For a personal being psychologically persistent, others have a harder time seeing it which makes helping extremely difficult. For instance, I have a social anxiety not seen by others. The first time you meet me I come across shy and quiet but I am anything but. It takes me a long time to become comfortable around people. Since I do not wear a sign saying “I have social anxiety, go easy on me.” People tend to ignore me and think I am shy or antisocial. They do not see how hard I am trying to be in public or around large groups, therefor they cannot help me or make it easier for me.
While there are different ways to be persistent depending on what type of situation a person is in, there are also similarities. In the article “7 Sure- Fire Way to Develop Persistence”, the article gives seven steps, of that a few would be appropriate for both a psychological and physical situation. The step that is similar in the article is the first step, “Learn the life of successful people”, that in order to become persistent one must learn the ways of an already successful person. (Latumahina)
For a physical persistence, one must learn from a trainer or someone who has done the same thing you are trying to do. For example, if a person is trying to learn to walk again, that person would go to a trainer and hang out with people who have lost that ability and gained it back as well as people going through it. A person being psychologically persistent in the aspect of experiencing the death of a parent, taking the step to go to a group meeting for people who have experienced the same loss who have made progress would be beneficial.
Which is harder, physical persistence, or psychological persistence? It is not clear cut. Physical persistence may have a guided time line along with steps to take and psychological persistence does not have a timeline but does have steps to take. Both types of perseverance, psychological and physical, require a ready mind. To say which persistence is harder, is to guess blindly without any knowledge. It depends on the situation, one physical persistence might be hard to overcome then one psychological persistence. The goal is to “Keep a Positive Mental Attitude” (Macabasco), if one loses that there is a strong chance to fail at the goal desired. A positive mind is the one common thread among both types of persistence.
Latumahina, Donald. “7 Sure-Fire Ways to Develop Persistence.” Life Optimizer RSS. Life Optimizer, n.d. Web. 06 Apr. 2015.

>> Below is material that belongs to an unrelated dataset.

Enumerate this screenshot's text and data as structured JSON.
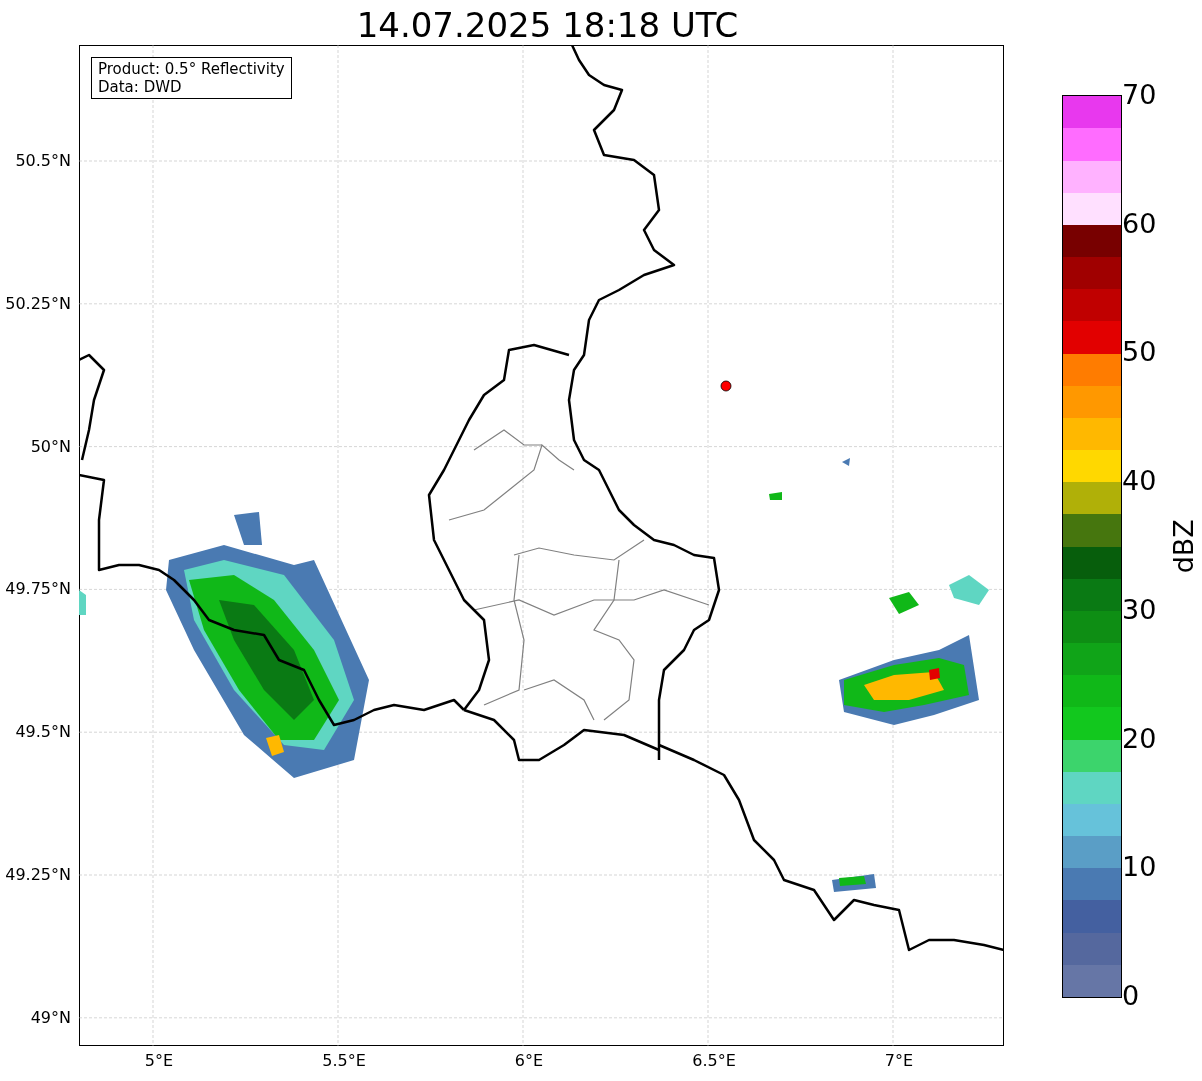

Macabasco, Lou. “6 Effective Ways to Become Persistent.” Lifehack RSS. Lifehack, n.d. Web. 13 Apr. 2015.
Arruda, J. “Preceding to Move Forward.” Thesis. Bristol Community College, 2015. Web.